It is important for all Tampa citizens to know what rights they are afforded under the law. For example, with some exceptions, the police are not permitted to search your property without a warrant or your consent. If you grant the police access to your property, however, it is possible that any evidence of a crime found during a search of the property could be used against you, even if you were not suspected of a crime prior to the search.
This was illustrated in a recent case decided by the Court of Appeals for the Eleventh Circuit, in which the defendant’s conviction for being a felon in possession of a firearm was upheld after he gave the police permission to search his garage. If you are a resident of Tampa currently charged with a weapons crime, you should meet with a skilled Tampa criminal defense attorney to discuss your available defenses.
Facts Surrounding the Defendant’s Arrest and Conviction

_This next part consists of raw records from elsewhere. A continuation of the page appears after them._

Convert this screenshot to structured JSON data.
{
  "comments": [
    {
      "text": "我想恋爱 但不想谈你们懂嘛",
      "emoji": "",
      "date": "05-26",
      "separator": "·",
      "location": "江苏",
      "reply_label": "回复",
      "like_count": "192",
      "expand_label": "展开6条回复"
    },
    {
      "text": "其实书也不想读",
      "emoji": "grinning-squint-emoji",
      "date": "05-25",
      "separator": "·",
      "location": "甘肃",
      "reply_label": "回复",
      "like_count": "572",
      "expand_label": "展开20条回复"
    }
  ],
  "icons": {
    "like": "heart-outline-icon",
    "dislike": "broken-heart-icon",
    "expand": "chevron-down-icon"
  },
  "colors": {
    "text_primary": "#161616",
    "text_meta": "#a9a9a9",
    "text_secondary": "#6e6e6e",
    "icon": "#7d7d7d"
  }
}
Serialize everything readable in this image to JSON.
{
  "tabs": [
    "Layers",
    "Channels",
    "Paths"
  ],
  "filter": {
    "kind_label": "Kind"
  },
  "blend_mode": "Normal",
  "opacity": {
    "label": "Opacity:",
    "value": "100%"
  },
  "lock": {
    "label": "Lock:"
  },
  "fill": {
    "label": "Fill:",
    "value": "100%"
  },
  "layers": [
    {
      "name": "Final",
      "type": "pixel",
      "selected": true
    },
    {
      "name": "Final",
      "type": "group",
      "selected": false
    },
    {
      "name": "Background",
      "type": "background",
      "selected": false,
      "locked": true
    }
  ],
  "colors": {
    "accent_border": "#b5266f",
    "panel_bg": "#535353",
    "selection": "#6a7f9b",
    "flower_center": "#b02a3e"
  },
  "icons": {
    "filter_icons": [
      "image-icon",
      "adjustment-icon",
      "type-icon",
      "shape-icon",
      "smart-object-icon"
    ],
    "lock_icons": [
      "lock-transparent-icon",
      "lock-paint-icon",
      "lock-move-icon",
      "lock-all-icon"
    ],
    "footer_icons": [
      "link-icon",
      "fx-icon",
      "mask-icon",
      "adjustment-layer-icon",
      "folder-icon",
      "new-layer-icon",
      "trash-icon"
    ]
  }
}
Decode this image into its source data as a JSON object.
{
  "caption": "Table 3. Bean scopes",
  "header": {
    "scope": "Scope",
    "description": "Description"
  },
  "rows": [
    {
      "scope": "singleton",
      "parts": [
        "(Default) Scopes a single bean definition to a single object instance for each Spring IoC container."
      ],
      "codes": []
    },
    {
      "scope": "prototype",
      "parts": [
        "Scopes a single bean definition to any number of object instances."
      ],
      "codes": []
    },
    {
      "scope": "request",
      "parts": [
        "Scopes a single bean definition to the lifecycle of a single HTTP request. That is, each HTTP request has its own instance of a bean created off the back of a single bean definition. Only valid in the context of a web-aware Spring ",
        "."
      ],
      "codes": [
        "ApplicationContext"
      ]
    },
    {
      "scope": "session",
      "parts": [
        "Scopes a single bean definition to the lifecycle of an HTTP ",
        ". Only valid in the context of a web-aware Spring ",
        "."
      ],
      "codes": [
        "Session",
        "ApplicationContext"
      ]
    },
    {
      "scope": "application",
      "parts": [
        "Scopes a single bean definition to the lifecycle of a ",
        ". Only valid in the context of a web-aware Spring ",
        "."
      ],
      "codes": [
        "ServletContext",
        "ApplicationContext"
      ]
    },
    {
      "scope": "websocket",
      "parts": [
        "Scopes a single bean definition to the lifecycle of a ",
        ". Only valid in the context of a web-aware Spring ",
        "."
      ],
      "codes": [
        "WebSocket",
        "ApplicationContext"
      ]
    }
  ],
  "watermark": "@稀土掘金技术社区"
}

Allegedly, the incident in question began when police officers arrived at a residence with a warrant, looking for a shooting suspect. The defendant, who was not the suspect at the time, suggested they check the garage. The police saw a gun on a table and seized and disarmed it. The officer also called the serial number into the police system to determine whether it was stolen. The defendant was standing nearby, unrestrained, during the investigation, and advised the officers he had been to prison. The defendant was charged with being a felon in possession of a firearm. During his trial he filed a motion to suppress evidence of the firearm, arguing that it was obtained via an illegal search and seizure. The court denied the motion and the defendant was convicted. He subsequently appealed, arguing that the trial court wrongfully denied his motion and that his prior convictions did not qualify as violent felonies.